▼
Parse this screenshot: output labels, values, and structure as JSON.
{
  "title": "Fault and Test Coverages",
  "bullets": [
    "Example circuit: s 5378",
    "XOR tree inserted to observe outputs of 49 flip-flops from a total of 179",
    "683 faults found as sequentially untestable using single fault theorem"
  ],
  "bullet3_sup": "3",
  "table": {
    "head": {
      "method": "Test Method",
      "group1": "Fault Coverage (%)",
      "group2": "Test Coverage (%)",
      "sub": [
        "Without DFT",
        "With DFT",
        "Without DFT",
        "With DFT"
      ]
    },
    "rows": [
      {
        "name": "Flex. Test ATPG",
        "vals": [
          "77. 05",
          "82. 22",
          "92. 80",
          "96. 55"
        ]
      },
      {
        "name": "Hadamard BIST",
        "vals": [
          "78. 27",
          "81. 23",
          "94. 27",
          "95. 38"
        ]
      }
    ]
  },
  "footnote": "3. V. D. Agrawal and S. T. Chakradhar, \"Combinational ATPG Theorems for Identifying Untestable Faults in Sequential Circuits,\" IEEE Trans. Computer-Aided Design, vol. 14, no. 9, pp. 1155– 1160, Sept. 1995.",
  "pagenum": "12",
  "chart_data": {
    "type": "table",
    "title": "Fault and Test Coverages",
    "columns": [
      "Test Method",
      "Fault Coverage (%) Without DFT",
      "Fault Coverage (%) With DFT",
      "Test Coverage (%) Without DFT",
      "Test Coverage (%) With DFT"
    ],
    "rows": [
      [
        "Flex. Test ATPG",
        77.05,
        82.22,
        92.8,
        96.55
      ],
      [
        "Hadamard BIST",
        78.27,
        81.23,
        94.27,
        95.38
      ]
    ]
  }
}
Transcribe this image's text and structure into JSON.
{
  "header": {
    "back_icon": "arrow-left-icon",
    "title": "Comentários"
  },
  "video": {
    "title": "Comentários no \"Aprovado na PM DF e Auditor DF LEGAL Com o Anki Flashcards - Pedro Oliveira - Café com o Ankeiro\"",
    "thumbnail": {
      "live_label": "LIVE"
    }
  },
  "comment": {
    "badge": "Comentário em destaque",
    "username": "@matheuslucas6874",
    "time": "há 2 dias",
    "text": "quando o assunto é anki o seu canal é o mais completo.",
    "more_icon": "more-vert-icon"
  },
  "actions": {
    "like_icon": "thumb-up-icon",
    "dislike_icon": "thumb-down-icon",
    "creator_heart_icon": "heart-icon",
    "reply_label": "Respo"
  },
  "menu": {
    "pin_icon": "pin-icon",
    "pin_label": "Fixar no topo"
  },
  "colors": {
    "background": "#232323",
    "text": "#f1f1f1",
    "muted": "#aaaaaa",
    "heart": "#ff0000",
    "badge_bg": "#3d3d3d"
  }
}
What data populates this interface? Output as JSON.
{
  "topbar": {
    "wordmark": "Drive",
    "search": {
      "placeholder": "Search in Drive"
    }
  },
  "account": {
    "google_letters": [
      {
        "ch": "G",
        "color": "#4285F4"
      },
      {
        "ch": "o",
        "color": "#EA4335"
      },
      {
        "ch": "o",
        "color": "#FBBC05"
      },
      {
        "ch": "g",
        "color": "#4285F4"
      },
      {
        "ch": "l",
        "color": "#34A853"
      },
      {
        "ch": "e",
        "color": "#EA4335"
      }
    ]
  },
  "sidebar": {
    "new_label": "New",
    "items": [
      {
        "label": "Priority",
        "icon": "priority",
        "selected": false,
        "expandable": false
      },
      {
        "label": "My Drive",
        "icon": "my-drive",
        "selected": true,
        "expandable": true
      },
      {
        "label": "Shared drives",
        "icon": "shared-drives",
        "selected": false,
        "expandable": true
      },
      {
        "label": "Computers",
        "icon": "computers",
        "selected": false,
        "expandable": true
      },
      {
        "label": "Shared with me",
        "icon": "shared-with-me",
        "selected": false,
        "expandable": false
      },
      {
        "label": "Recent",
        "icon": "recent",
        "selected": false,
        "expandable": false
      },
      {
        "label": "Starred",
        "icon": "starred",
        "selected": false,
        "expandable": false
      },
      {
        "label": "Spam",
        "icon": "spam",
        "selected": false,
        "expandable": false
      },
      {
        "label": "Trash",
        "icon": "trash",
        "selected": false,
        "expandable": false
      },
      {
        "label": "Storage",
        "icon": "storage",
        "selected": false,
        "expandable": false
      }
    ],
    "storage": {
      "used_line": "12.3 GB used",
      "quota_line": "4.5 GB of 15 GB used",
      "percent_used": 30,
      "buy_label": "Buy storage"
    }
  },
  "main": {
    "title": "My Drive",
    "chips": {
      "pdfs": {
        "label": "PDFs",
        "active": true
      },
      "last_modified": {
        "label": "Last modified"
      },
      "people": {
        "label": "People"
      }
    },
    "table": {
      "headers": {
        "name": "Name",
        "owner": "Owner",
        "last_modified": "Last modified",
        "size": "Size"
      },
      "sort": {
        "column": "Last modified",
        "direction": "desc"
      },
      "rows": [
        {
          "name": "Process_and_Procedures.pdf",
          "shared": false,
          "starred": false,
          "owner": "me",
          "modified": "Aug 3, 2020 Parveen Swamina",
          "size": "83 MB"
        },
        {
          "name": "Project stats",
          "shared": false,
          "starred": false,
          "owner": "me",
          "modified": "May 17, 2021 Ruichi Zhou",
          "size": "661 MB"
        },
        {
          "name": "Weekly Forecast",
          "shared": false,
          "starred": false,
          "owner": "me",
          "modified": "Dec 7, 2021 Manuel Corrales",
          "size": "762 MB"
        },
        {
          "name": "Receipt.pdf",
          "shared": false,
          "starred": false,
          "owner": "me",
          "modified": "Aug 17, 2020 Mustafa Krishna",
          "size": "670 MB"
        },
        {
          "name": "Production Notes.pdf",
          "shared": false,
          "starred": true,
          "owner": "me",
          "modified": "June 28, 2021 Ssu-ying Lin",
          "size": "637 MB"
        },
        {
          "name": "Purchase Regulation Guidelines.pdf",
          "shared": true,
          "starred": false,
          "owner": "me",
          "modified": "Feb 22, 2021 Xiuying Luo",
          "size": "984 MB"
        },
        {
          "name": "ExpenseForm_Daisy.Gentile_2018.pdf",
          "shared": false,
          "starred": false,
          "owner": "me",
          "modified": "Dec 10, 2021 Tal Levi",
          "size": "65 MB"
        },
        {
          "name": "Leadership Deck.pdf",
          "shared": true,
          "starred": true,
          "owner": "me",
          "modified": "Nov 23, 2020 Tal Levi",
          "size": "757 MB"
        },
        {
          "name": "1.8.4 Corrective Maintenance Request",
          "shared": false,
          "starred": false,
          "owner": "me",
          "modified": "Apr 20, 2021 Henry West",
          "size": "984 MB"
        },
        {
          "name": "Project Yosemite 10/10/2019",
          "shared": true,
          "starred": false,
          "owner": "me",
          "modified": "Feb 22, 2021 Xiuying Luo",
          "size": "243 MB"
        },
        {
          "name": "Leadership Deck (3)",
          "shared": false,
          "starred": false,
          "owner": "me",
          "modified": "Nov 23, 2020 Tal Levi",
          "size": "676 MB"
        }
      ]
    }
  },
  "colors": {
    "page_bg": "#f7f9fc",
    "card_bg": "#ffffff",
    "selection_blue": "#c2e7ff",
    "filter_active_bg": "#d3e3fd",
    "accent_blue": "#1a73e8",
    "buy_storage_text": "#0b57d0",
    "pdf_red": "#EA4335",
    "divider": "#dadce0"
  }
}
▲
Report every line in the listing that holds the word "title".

  "title": "Fault and Test Coverages",
    "title": "Fault and Test Coverages",
    "title": "Comentários"
    "title": "Comentários no \"Aprovado na PM DF e Auditor DF LEGAL Com o Anki Flashcards - Pedro Oliveira - Café com o Ankeiro\"",
    "title": "My Drive",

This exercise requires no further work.